(Data shown)
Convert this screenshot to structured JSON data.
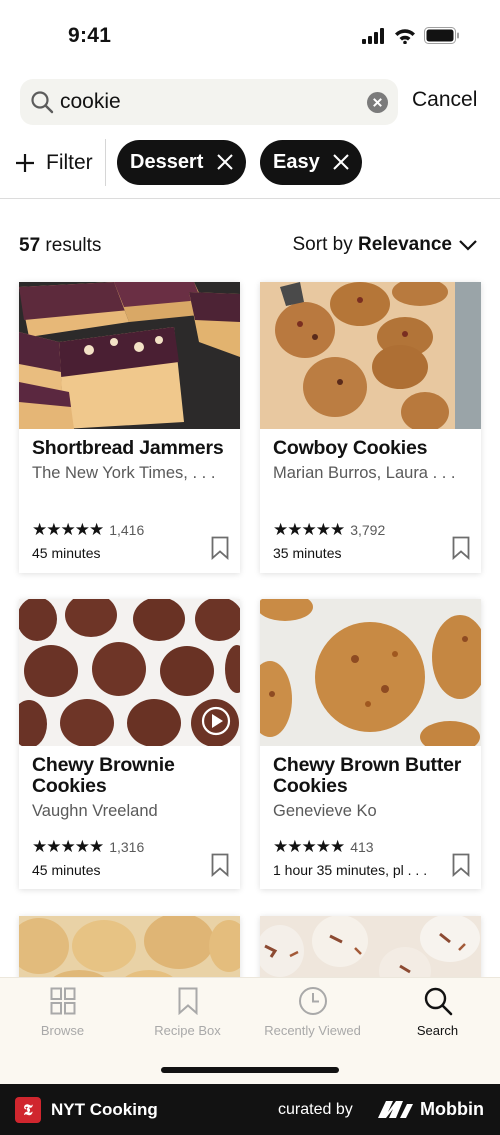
{
  "status_bar": {
    "time": "9:41"
  },
  "search": {
    "query": "cookie",
    "cancel_label": "Cancel"
  },
  "filters": {
    "filter_label": "Filter",
    "chips": [
      {
        "label": "Dessert"
      },
      {
        "label": "Easy"
      }
    ]
  },
  "results": {
    "count": "57",
    "count_suffix": " results",
    "sort_prefix": "Sort by ",
    "sort_value": "Relevance"
  },
  "recipes": [
    {
      "title": "Shortbread Jammers",
      "author": "The New York Times, . . .",
      "stars": "★★★★★",
      "rating_count": "1,416",
      "time": "45 minutes"
    },
    {
      "title": "Cowboy Cookies",
      "author": "Marian Burros, Laura . . .",
      "stars": "★★★★★",
      "rating_count": "3,792",
      "time": "35 minutes"
    },
    {
      "title": "Chewy Brownie Cookies",
      "author": "Vaughn Vreeland",
      "stars": "★★★★★",
      "rating_count": "1,316",
      "time": "45 minutes"
    },
    {
      "title": "Chewy Brown Butter Cookies",
      "author": "Genevieve Ko",
      "stars": "★★★★★",
      "rating_count": "413",
      "time": "1 hour 35 minutes, pl . . ."
    }
  ],
  "tab_bar": {
    "tabs": [
      {
        "label": "Browse",
        "icon": "grid-icon"
      },
      {
        "label": "Recipe Box",
        "icon": "bookmark-icon"
      },
      {
        "label": "Recently Viewed",
        "icon": "clock-icon"
      },
      {
        "label": "Search",
        "icon": "search-icon"
      }
    ],
    "active": "Search"
  },
  "footer": {
    "app_name": "NYT Cooking",
    "curated_by": "curated by",
    "brand": "Mobbin"
  },
  "colors": {
    "chip_bg": "#121212",
    "search_bg": "#f3f3ef",
    "tab_bar_bg": "#fbf8f1",
    "nyt_red": "#d0262e"
  }
}
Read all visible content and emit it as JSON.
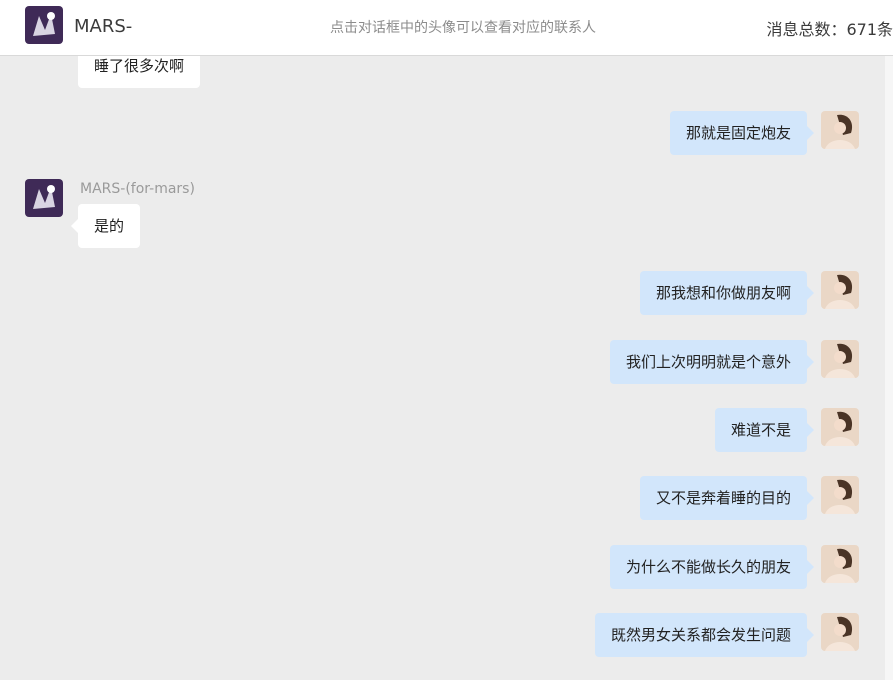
{
  "header": {
    "contact_name": "MARS-",
    "tip": "点击对话框中的头像可以查看对应的联系人",
    "message_count": "消息总数：671条"
  },
  "icons": {
    "contact_avatar": "contact-avatar-icon",
    "self_avatar": "self-avatar-icon"
  },
  "colors": {
    "background": "#ececec",
    "incoming_bubble": "#ffffff",
    "outgoing_bubble": "#d2e6fb"
  },
  "messages": [
    {
      "side": "incoming",
      "text": "睡了很多次啊"
    },
    {
      "side": "outgoing",
      "text": "那就是固定炮友"
    },
    {
      "side": "incoming",
      "sender": "MARS-(for-mars)",
      "text": "是的"
    },
    {
      "side": "outgoing",
      "text": "那我想和你做朋友啊"
    },
    {
      "side": "outgoing",
      "text": "我们上次明明就是个意外"
    },
    {
      "side": "outgoing",
      "text": "难道不是"
    },
    {
      "side": "outgoing",
      "text": "又不是奔着睡的目的"
    },
    {
      "side": "outgoing",
      "text": "为什么不能做长久的朋友"
    },
    {
      "side": "outgoing",
      "text": "既然男女关系都会发生问题"
    }
  ]
}
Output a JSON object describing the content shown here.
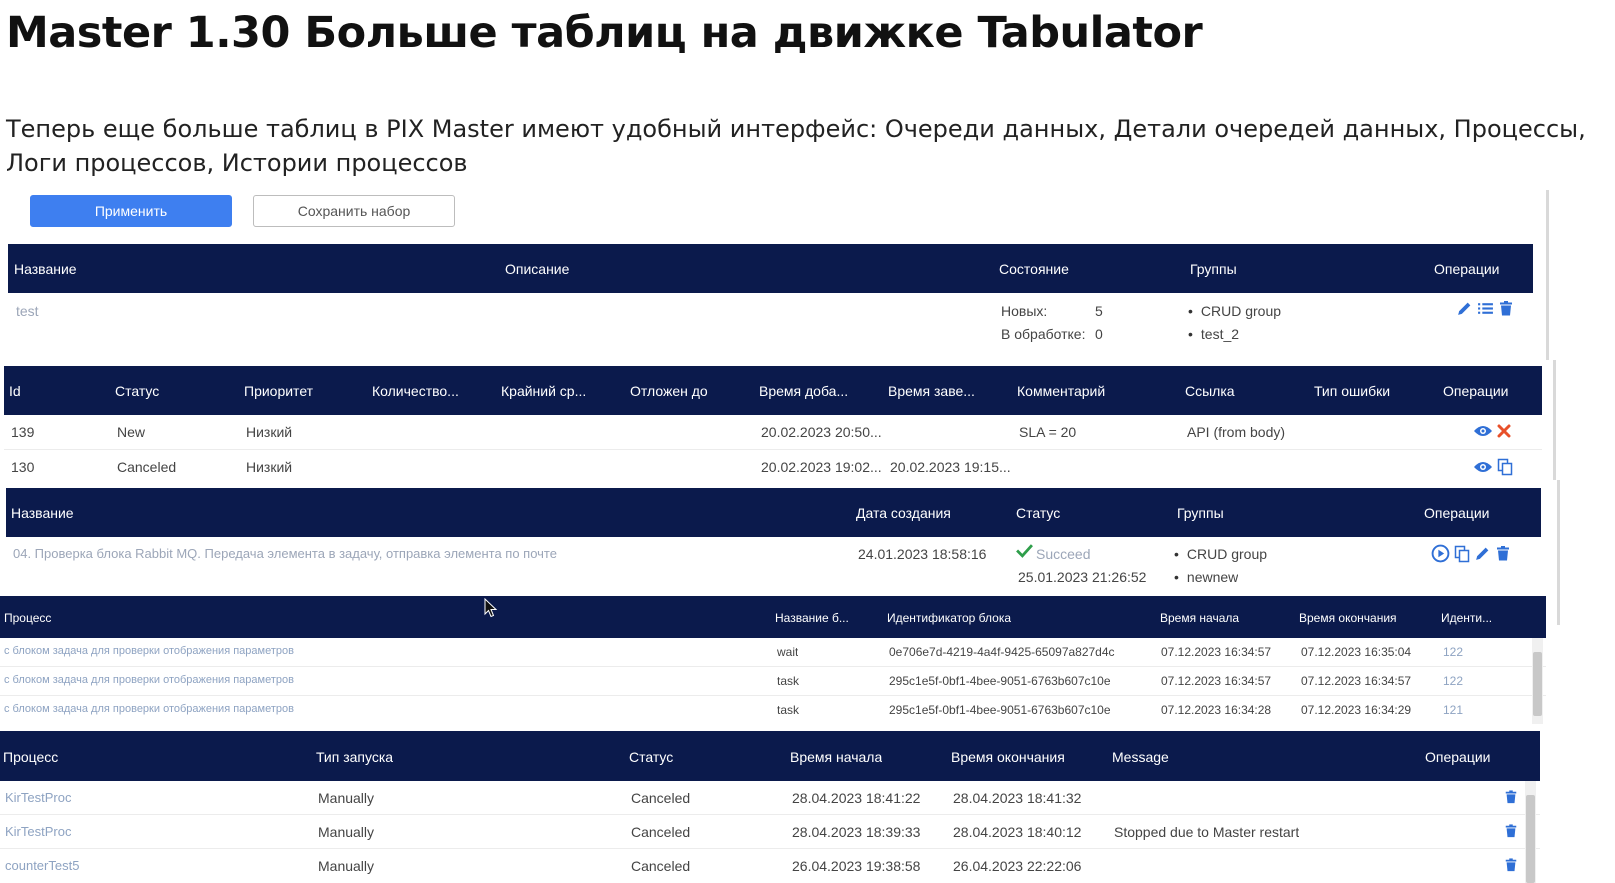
{
  "slide": {
    "title": "Master 1.30 Больше таблиц на движке Tabulator",
    "subtitle_line1": "Теперь еще больше таблиц в PIX Master имеют удобный интерфейс: Очереди данных, Детали очередей данных, Процессы,",
    "subtitle_line2": "Логи процессов, Истории процессов"
  },
  "buttons": {
    "apply": "Применить",
    "save_set": "Сохранить набор"
  },
  "queues_table": {
    "headers": [
      "Название",
      "Описание",
      "Состояние",
      "Группы",
      "Операции"
    ],
    "row": {
      "name": "test",
      "state_new_label": "Новых:",
      "state_new_value": "5",
      "state_processing_label": "В обработке:",
      "state_processing_value": "0",
      "groups": [
        "CRUD group",
        "test_2"
      ]
    }
  },
  "queue_details_table": {
    "headers": [
      "Id",
      "Статус",
      "Приоритет",
      "Количество...",
      "Крайний ср...",
      "Отложен до",
      "Время доба...",
      "Время заве...",
      "Комментарий",
      "Ссылка",
      "Тип ошибки",
      "Операции"
    ],
    "rows": [
      {
        "id": "139",
        "status": "New",
        "priority": "Низкий",
        "added": "20.02.2023 20:50...",
        "finished": "",
        "comment": "SLA = 20",
        "link": "API (from body)"
      },
      {
        "id": "130",
        "status": "Canceled",
        "priority": "Низкий",
        "added": "20.02.2023 19:02...",
        "finished": "20.02.2023 19:15...",
        "comment": "",
        "link": ""
      }
    ]
  },
  "processes_table": {
    "headers": [
      "Название",
      "Дата создания",
      "Статус",
      "Группы",
      "Операции"
    ],
    "row": {
      "name": "04. Проверка блока Rabbit MQ. Передача элемента в задачу, отправка элемента по почте",
      "created": "24.01.2023 18:58:16",
      "status": "Succeed",
      "status_time": "25.01.2023 21:26:52",
      "groups": [
        "CRUD group",
        "newnew"
      ]
    }
  },
  "process_logs_table": {
    "headers": [
      "Процесс",
      "Название б...",
      "Идентификатор блока",
      "Время начала",
      "Время окончания",
      "Иденти..."
    ],
    "rows": [
      {
        "process": "с блоком задача для проверки отображения параметров",
        "block": "wait",
        "block_id": "0e706e7d-4219-4a4f-9425-65097a827d4c",
        "start": "07.12.2023 16:34:57",
        "end": "07.12.2023 16:35:04",
        "ident": "122"
      },
      {
        "process": "с блоком задача для проверки отображения параметров",
        "block": "task",
        "block_id": "295c1e5f-0bf1-4bee-9051-6763b607c10e",
        "start": "07.12.2023 16:34:57",
        "end": "07.12.2023 16:34:57",
        "ident": "122"
      },
      {
        "process": "с блоком задача для проверки отображения параметров",
        "block": "task",
        "block_id": "295c1e5f-0bf1-4bee-9051-6763b607c10e",
        "start": "07.12.2023 16:34:28",
        "end": "07.12.2023 16:34:29",
        "ident": "121"
      }
    ]
  },
  "process_history_table": {
    "headers": [
      "Процесс",
      "Тип запуска",
      "Статус",
      "Время начала",
      "Время окончания",
      "Message",
      "Операции"
    ],
    "rows": [
      {
        "process": "KirTestProc",
        "launch": "Manually",
        "status": "Canceled",
        "start": "28.04.2023 18:41:22",
        "end": "28.04.2023 18:41:32",
        "message": ""
      },
      {
        "process": "KirTestProc",
        "launch": "Manually",
        "status": "Canceled",
        "start": "28.04.2023 18:39:33",
        "end": "28.04.2023 18:40:12",
        "message": "Stopped due to Master restart"
      },
      {
        "process": "counterTest5",
        "launch": "Manually",
        "status": "Canceled",
        "start": "26.04.2023 19:38:58",
        "end": "26.04.2023 22:22:06",
        "message": ""
      }
    ]
  },
  "colors": {
    "header_bg": "#0b1a4c",
    "primary": "#3e7ff0",
    "icon": "#2f6fd6",
    "delete_x": "#e8502a",
    "success": "#2e9e4a"
  }
}
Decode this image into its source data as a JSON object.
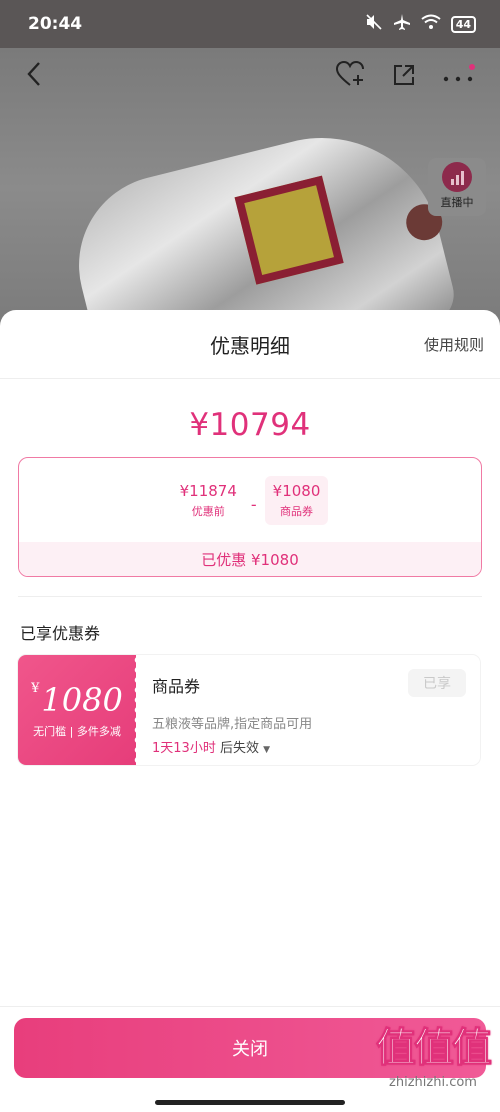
{
  "status_bar": {
    "time": "20:44",
    "battery": "44"
  },
  "product_page": {
    "live_label": "直播中"
  },
  "sheet": {
    "title": "优惠明细",
    "rules_link": "使用规则",
    "final_price": "¥10794",
    "calculation": {
      "original_amount": "¥11874",
      "original_label": "优惠前",
      "minus": "-",
      "coupon_amount": "¥1080",
      "coupon_label": "商品券",
      "saved_text": "已优惠 ¥1080"
    },
    "section_title": "已享优惠券",
    "coupon": {
      "currency": "¥",
      "amount": "1080",
      "desc": "无门槛 | 多件多减",
      "name": "商品券",
      "status": "已享",
      "scope": "五粮液等品牌,指定商品可用",
      "expire_highlight": "1天13小时",
      "expire_suffix": "后失效"
    },
    "close_button": "关闭"
  },
  "watermark": {
    "big": "值值值",
    "small": "zhizhizhi.com"
  },
  "colors": {
    "accent": "#e0317a",
    "button_gradient_start": "#e83e7c",
    "button_gradient_end": "#f05a97"
  }
}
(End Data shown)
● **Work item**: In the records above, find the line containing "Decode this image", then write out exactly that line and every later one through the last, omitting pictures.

● **Written answer**:
Decode this image into its source data as a JSON object.
{
  "status_bar": {
    "time": "20:44",
    "battery": "44"
  },
  "product_page": {
    "live_label": "直播中"
  },
  "sheet": {
    "title": "优惠明细",
    "rules_link": "使用规则",
    "final_price": "¥10794",
    "calculation": {
      "original_amount": "¥11874",
      "original_label": "优惠前",
      "minus": "-",
      "coupon_amount": "¥1080",
      "coupon_label": "商品券",
      "saved_text": "已优惠 ¥1080"
    },
    "section_title": "已享优惠券",
    "coupon": {
      "currency": "¥",
      "amount": "1080",
      "desc": "无门槛 | 多件多减",
      "name": "商品券",
      "status": "已享",
      "scope": "五粮液等品牌,指定商品可用",
      "expire_highlight": "1天13小时",
      "expire_suffix": "后失效"
    },
    "close_button": "关闭"
  },
  "watermark": {
    "big": "值值值",
    "small": "zhizhizhi.com"
  },
  "colors": {
    "accent": "#e0317a",
    "button_gradient_start": "#e83e7c",
    "button_gradient_end": "#f05a97"
  }
}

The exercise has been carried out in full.